Mairead Lavery, editor Irish Country Living, Mairead McGuinness MEP, Katherine O’Leary, columnist Irish Country Living pictured in Killarney at the Women in Agriculture conference.
It’s not very often that I get to address an audience of over 600 women in Ireland, or indeed elsewhere for that matter. So it was a real delight to be asked to address the Country Living “Women in Agriculture” conference held in Killarney recently.
All credit to Mairead Lavery, editor of Country Living for putting together a very interesting line up with topics ranging from mental health, obesity, farm succession planning and women and enterprise.
But the conference was much more than the sum of its constituent parts. There was a very unique energy and atmosphere at the conference – a real sense of joy and happiness, which is all too often missing from large conferences of its type.
Of course the reason why this conference worked at so many levels was down to the effort and planning put into it by the editor and staff – these successful events do not happen by accident.
I was invited to talk about my work, past and present and my strong links to farming – coming from a farming family in Co. Louth, studying agriculture, working as an agricultural journalist and now as an MEP who has worked a lot on CAP reform and other farming and food related issues.
I spoke about my role now as a vice-chairman of the EPP Group in the European Parliament and how I have extra responsibilities and duties as chairman of the EPP Working Group on Foreign Affairs.
To impress on the gathering the need to appreciate what we have in Ireland, despite our many problems, I spoke about the recent drowning tragedies off the coast of Italy. The island of Lampadusa was probably unknown to many Irish people until the terrible deaths of people fleeing from dire circumstances in their homeland in Africa to what they hoped would be a better life in Europe. Sadly within kilometres of their dream, their boat capsized and hundreds lost their lives. It is not a unique occurrence.
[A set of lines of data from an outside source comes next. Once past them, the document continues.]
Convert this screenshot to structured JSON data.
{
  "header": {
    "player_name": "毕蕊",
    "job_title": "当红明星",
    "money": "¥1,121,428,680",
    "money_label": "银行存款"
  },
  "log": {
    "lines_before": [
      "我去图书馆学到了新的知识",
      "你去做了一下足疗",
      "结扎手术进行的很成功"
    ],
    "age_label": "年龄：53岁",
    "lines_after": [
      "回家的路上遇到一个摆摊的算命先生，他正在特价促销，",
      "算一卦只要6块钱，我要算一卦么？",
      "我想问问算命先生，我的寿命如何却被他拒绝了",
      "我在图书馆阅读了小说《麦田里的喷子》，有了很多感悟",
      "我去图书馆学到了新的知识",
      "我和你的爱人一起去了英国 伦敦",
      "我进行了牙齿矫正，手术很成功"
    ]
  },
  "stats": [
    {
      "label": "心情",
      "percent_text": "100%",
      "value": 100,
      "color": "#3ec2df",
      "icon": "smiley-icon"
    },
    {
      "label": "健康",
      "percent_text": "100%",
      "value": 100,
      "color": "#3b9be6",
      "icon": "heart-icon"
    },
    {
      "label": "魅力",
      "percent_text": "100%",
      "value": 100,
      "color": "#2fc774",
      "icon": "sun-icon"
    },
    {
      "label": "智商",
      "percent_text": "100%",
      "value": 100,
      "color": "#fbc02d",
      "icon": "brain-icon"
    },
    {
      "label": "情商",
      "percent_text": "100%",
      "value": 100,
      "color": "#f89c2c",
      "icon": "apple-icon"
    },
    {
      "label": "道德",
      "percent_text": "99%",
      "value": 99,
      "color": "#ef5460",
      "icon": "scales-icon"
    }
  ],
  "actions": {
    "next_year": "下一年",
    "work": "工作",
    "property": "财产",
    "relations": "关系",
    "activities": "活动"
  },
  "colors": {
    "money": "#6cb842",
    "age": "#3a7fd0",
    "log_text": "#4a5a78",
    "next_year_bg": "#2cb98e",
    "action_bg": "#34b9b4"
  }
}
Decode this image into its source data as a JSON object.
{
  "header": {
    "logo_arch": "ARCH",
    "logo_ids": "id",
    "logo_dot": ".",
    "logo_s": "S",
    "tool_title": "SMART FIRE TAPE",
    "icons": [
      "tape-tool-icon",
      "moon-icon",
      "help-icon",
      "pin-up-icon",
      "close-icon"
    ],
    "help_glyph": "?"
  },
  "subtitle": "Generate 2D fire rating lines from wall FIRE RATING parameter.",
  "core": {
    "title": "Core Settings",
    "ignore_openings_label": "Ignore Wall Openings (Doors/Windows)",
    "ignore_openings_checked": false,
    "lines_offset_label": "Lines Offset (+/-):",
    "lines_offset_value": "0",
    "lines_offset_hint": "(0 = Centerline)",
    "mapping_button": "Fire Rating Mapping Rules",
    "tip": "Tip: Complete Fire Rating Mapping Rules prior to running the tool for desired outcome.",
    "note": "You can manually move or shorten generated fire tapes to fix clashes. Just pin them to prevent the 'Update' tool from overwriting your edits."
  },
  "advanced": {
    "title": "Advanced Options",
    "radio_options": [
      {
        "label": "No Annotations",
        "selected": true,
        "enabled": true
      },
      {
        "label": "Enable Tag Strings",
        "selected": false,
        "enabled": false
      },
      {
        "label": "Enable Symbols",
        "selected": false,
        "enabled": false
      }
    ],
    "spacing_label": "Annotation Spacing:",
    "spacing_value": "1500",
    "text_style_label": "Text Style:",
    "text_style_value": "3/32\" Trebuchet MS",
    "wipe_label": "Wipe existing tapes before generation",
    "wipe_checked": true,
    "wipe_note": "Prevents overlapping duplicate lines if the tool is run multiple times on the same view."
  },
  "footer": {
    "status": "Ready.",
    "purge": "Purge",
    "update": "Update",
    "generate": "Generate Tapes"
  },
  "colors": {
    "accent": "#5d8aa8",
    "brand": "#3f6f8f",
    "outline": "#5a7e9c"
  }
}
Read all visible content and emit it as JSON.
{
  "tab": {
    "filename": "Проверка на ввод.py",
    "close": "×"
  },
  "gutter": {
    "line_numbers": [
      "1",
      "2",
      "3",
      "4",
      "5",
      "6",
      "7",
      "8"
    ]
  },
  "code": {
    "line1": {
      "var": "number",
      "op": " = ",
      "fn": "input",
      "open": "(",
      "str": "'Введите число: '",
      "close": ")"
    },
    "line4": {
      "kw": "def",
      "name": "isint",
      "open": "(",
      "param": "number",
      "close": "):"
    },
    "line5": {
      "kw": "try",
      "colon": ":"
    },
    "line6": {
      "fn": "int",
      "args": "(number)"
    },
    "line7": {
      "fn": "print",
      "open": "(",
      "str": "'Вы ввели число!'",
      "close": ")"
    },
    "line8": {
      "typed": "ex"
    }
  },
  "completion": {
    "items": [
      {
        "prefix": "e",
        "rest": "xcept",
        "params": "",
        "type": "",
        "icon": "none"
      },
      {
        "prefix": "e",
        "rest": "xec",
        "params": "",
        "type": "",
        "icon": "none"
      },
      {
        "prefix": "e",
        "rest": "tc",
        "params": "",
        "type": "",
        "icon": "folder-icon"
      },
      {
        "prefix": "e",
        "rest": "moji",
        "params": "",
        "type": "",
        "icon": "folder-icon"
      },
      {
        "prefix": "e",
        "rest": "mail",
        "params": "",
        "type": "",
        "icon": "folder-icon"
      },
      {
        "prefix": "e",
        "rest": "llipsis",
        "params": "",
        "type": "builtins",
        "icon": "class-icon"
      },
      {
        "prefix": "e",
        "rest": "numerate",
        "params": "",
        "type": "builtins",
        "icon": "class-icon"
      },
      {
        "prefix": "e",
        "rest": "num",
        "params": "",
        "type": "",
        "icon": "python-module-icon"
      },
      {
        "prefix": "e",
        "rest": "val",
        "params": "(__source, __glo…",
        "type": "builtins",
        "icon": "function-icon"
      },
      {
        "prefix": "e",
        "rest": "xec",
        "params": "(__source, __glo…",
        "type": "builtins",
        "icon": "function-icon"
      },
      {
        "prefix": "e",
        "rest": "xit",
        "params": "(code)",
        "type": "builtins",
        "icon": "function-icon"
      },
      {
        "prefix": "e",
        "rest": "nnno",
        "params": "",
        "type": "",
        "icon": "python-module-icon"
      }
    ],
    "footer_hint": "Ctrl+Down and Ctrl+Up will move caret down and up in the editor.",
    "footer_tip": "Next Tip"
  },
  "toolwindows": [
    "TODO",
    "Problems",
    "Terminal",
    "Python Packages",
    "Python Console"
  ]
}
Many people perish in this way, attempting to escape to a better place and losing everything in their desperate efforts.
I was struck by a story relayed to me by EU Commission President, Jos√© Manuel Barroso when he visited Lampadusa to offer his sympathies to survivors and those involved in the rescue efforts.
He talked about a woman whose name we will never know, who was giving birth at the time of the tragedy and whose baby remained attached to her by the umbilical cord when both mother and newborn child were recovered dead from the water.
What a tragic start and end to life and what an enormous problem we face as a global community in addressing the needs of so many who face terrible circumstances, due to poverty, conflict, wars, inequality and famine. To me, it is one of the greatest challenges we face and the EU is next door to countries where many of the difficulties originate.
Opening our doors to all will not solve the problems, and may indeed create more difficulties; but action to assist those countries to address their difficulties and allow their people to stay at home is part of the solution.
I also spoke about the courage of people like Aung Sung Suu Kyi, who was awarded the EU’s Sakahrov Prize for Freedom of Thought and Human Rights in 1990 but only collected in October 2013 because she was under house arrest and unable to leave her house and her country, Burma.
What struck me about this amazing woman was her determination in the face of adversity and her passionate belief in freedom and democracy – with all its imperfections.
In fact, that was the most interesting part of her speech to the European Parliament in October: her comments about our inability as human beings to create a perfect democracy because we humans are imperfect.
She spoke of the welcome challenge we face every day in picking one of our many imperfections to work on. She spoke about how the world would be a dull place without these imperfections. “There is something nice and challenging about imperfection” to quote the woman herself!
Of course I spoke about my very normal and ordinary life as a mother and farmer’s wife and how at weekends I stand in gaps….usually the wrong gap! From the reaction of the audience it was abundantly clear that all farm women have had that experience…I’ve shared many a laugh with women since the conference on this self-same subject – how to accurately interpret what’s on ‘his’ mind when he’s moving cattle and sheep….and how the hell we will ever know which gap needs to be guarded!
The conference dealt a great deal with succession planning on farms, the need for it and how to make it happen without offending anyone – sometimes an almost impossible task.
I was glad to be able to say that in our household of eight children, my parents did the succession planning so well that there was and is no dispute over the farm and how it was passed on. It is testimony to my mother, in particular, that this was and is the case. Her vision to make sure there was a smooth transition between the generations was followed up with action over a number of years. I gather that on many family farms this is the case, with women leading the debate around the kitchen table and more often or not in the marital bed trying to persuade and cajole a reluctant husband or partner to take the first steps.
The audience listened with great attention to the presentation by Cork woman Katherine O’Leary of the situation on the family farm as a son came back home to farm. Her openness was a breath of fresh air, would that such openness was more common place!
Of course it is always afterwards that the unspoken can be spoken of. The family breakdowns, rows and disputes over land, the mistrust of daughters-in-laws, the dreaded mother-in-law, the farmer who will not discuss or contemplate what is to happen when he can no longer farm. Some situations are intractable and so often lives are blighted by those closest to us who, for whatever reason, cannot and will not even talk about the situation.
The Killarney Conference will no doubt have opened up the subject for discussion in the 600 plus households who were represented there. But as one women said to me on leaving the conference….”we need another conference with 600 men in the audience to really get things going…now a there’s a thought!
My sincere thanks again to the Farmers Journal Living team and to the many women I managed to speak to afterwards. I forgot to mention so many things I wanted to say including how adversity is a great teacher, the importance of laughter and how we all share the same basic need for friendship, food, water and security and that I have found farming to provide me with all of that.
Above all my thanks to the wonderful Des Willoughby who entertained the audience and had us all singing and dancing – definitely not something I’m likely to witness at a conference in the near future. But then the Women in Farming Conference is different and long may it remain so!